Step 7 Lite is an IDE (integrated development environment) for use by automation specialists to engineer and program solutions to automation problems. Some basic aspects of the processes by which automation systems are programmed need to be grasped in order to understand the design of the Step 7 Lite system and the significance of its performance-centered features. They offer the following brief background to set the stage.
Most equipment of modern automation is controlled by software running on specialized computers called PLCs (Programmable Logic Controllers). The systems controlled by PLCs vary tremendously, with applications in chemical process control, manufacturing, machining, power distribution, transit, and many other fields. Automation applications can range in complexity from a motorized window shades and simple panel to operate the lights in a conference room to a completely automated brewery in which the machinery for everything—from mixing ingredients and dispensing to controlling the brewing process and even filling and sealing of bottles is under programmed control.

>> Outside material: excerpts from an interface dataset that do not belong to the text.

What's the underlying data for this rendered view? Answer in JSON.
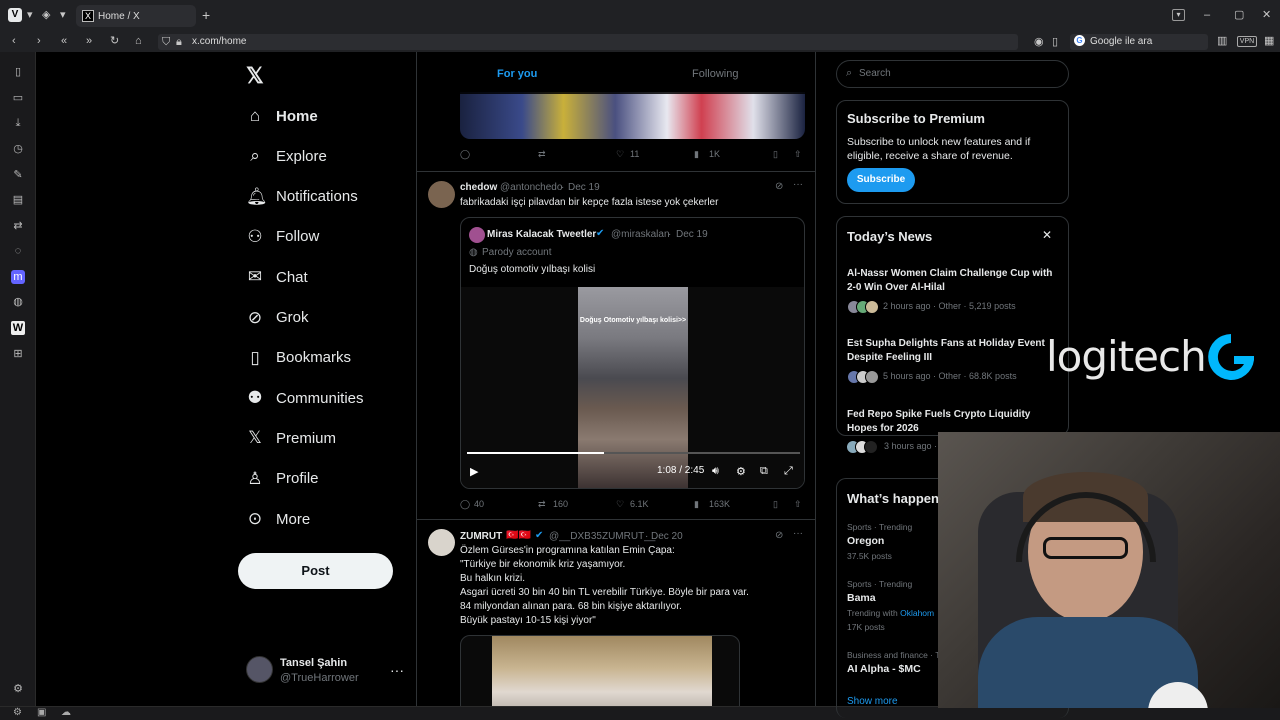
{
  "browser": {
    "tab_title": "Home / X",
    "url": "x.com/home",
    "search_placeholder": "Google ile ara",
    "vpn_label": "VPN"
  },
  "nav": {
    "items": [
      {
        "label": "Home",
        "icon": "home-icon"
      },
      {
        "label": "Explore",
        "icon": "search-icon"
      },
      {
        "label": "Notifications",
        "icon": "bell-icon"
      },
      {
        "label": "Follow",
        "icon": "person-plus-icon"
      },
      {
        "label": "Chat",
        "icon": "mail-icon"
      },
      {
        "label": "Grok",
        "icon": "grok-icon"
      },
      {
        "label": "Bookmarks",
        "icon": "bookmark-icon"
      },
      {
        "label": "Communities",
        "icon": "people-icon"
      },
      {
        "label": "Premium",
        "icon": "x-logo-icon"
      },
      {
        "label": "Profile",
        "icon": "person-icon"
      },
      {
        "label": "More",
        "icon": "more-circle-icon"
      }
    ],
    "post_label": "Post",
    "profile": {
      "name": "Tansel Şahin",
      "handle": "@TrueHarrower"
    }
  },
  "timeline": {
    "tabs": [
      "For you",
      "Following"
    ],
    "prev_tweet_actions": {
      "likes": "11",
      "views": "1K"
    },
    "tweet1": {
      "name": "chedow",
      "handle": "@antonchedo",
      "date": "Dec 19",
      "text": "fabrikadaki işçi pilavdan bir kepçe fazla istese yok çekerler",
      "quote": {
        "name": "Miras Kalacak Tweetler",
        "handle": "@miraskalan",
        "date": "Dec 19",
        "label": "Parody account",
        "text": "Doğuş otomotiv yılbaşı kolisi",
        "video_caption": "Doğuş Otomotiv yılbaşı kolisi>>",
        "time": "1:08 / 2:45",
        "progress": 0.41
      },
      "actions": {
        "replies": "40",
        "reposts": "160",
        "likes": "6.1K",
        "views": "163K"
      }
    },
    "tweet2": {
      "name": "ZUMRUT",
      "flags": "🇹🇷🇹🇷",
      "handle": "@__DXB35ZUMRUT__",
      "date": "Dec 20",
      "lines": [
        "Özlem Gürses'in programına katılan Emin Çapa:",
        "\"Türkiye bir ekonomik kriz yaşamıyor.",
        "Bu halkın krizi.",
        "Asgari ücreti 30 bin 40 bin TL verebilir Türkiye. Böyle bir para var.",
        "84 milyondan alınan para. 68 bin kişiye aktarılıyor.",
        "Büyük pastayı 10-15 kişi yiyor\""
      ]
    }
  },
  "sidebar": {
    "search_placeholder": "Search",
    "premium": {
      "title": "Subscribe to Premium",
      "body": "Subscribe to unlock new features and if eligible, receive a share of revenue.",
      "button": "Subscribe"
    },
    "news": {
      "title": "Today’s News",
      "items": [
        {
          "headline": "Al-Nassr Women Claim Challenge Cup with 2-0 Win Over Al-Hilal",
          "meta": "2 hours ago · Other · 5,219 posts"
        },
        {
          "headline": "Est Supha Delights Fans at Holiday Event Despite Feeling III",
          "meta": "5 hours ago · Other · 68.8K posts"
        },
        {
          "headline": "Fed Repo Spike Fuels Crypto Liquidity Hopes for 2026",
          "meta": "3 hours ago · O"
        }
      ]
    },
    "happening": {
      "title": "What’s happen",
      "trends": [
        {
          "category": "Sports · Trending",
          "name": "Oregon",
          "count": "37.5K posts"
        },
        {
          "category": "Sports · Trending",
          "name": "Bama",
          "extra": "Trending with",
          "extra_link": "Oklahom",
          "count": "17K posts"
        },
        {
          "category": "Business and finance · Tre",
          "name": "AI Alpha - $MC",
          "count": ""
        }
      ],
      "show_more": "Show more"
    }
  },
  "overlay": {
    "brand": "logitech"
  }
}
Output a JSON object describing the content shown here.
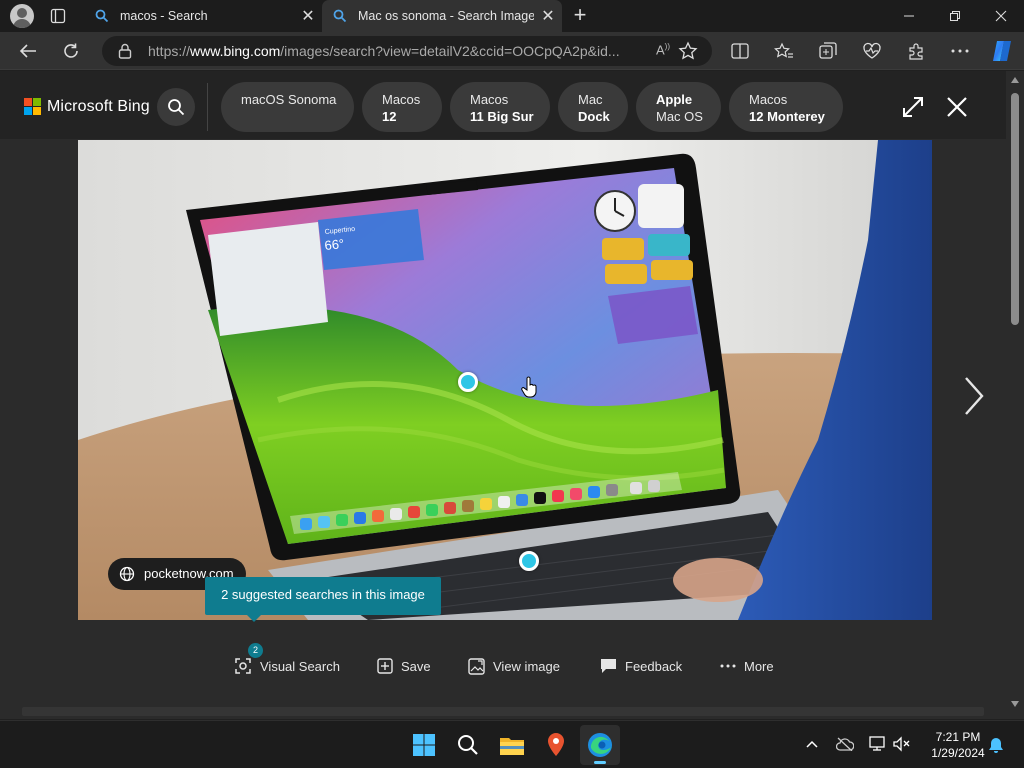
{
  "browser": {
    "tabs": [
      {
        "title": "macos - Search",
        "active": false
      },
      {
        "title": "Mac os sonoma - Search Images",
        "active": true
      }
    ],
    "address": {
      "prefix": "https://",
      "domain": "www.bing.com",
      "path": "/images/search?view=detailV2&ccid=OOCpQA2p&id..."
    }
  },
  "bing": {
    "brand": "Microsoft Bing",
    "related_searches": [
      {
        "line1": "macOS Sonoma",
        "line2": ""
      },
      {
        "line1": "Macos",
        "line2": "12"
      },
      {
        "line1": "Macos",
        "line2": "11 Big Sur"
      },
      {
        "line1": "Mac",
        "line2": "Dock"
      },
      {
        "line1": "Apple",
        "line2": "Mac OS"
      },
      {
        "line1": "Macos",
        "line2": "12 Monterey"
      }
    ],
    "source": "pocketnow.com",
    "tooltip": "2 suggested searches in this image",
    "visual_search_count": "2",
    "actions": {
      "visual_search": "Visual Search",
      "save": "Save",
      "view_image": "View image",
      "feedback": "Feedback",
      "more": "More"
    },
    "weather_widget": {
      "city": "Cupertino",
      "temp": "66°"
    }
  },
  "taskbar": {
    "time": "7:21 PM",
    "date": "1/29/2024"
  },
  "colors": {
    "accent_teal": "#0f7c8f",
    "hotspot": "#2ec6e6",
    "edge_indicator": "#60cdff"
  }
}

Companies such as Siemens AG produce lines of modular computer components that can be combined and configured in many different ways to monitor and operate various equipment to support such highly varied needs. In a representative system, a Central Processor Unit (CPU) is combined with a number of input/output (I/O) modules that connect with actuators and sensors in the automation equipment itself. The programs that run on the PLC are planned, written, and debugged by automation programmers using running development software on conventional laptop computers or desktop or workstations. The programs produced by the development software must be downloaded to the PLC itself to operate the equipment.
Automation programming is an exacting profession engineering requiring great attention to detail, mastery of specialized concepts and terminology, and systematic discipline to avoid or eliminate errors. The associated risks with undiscovered errors in PLC code can be enormous. A bug lurking in a PLC program could destroy an expensive piece of material being machined, require the repair of costly equipment, or even lead to injury of personnel.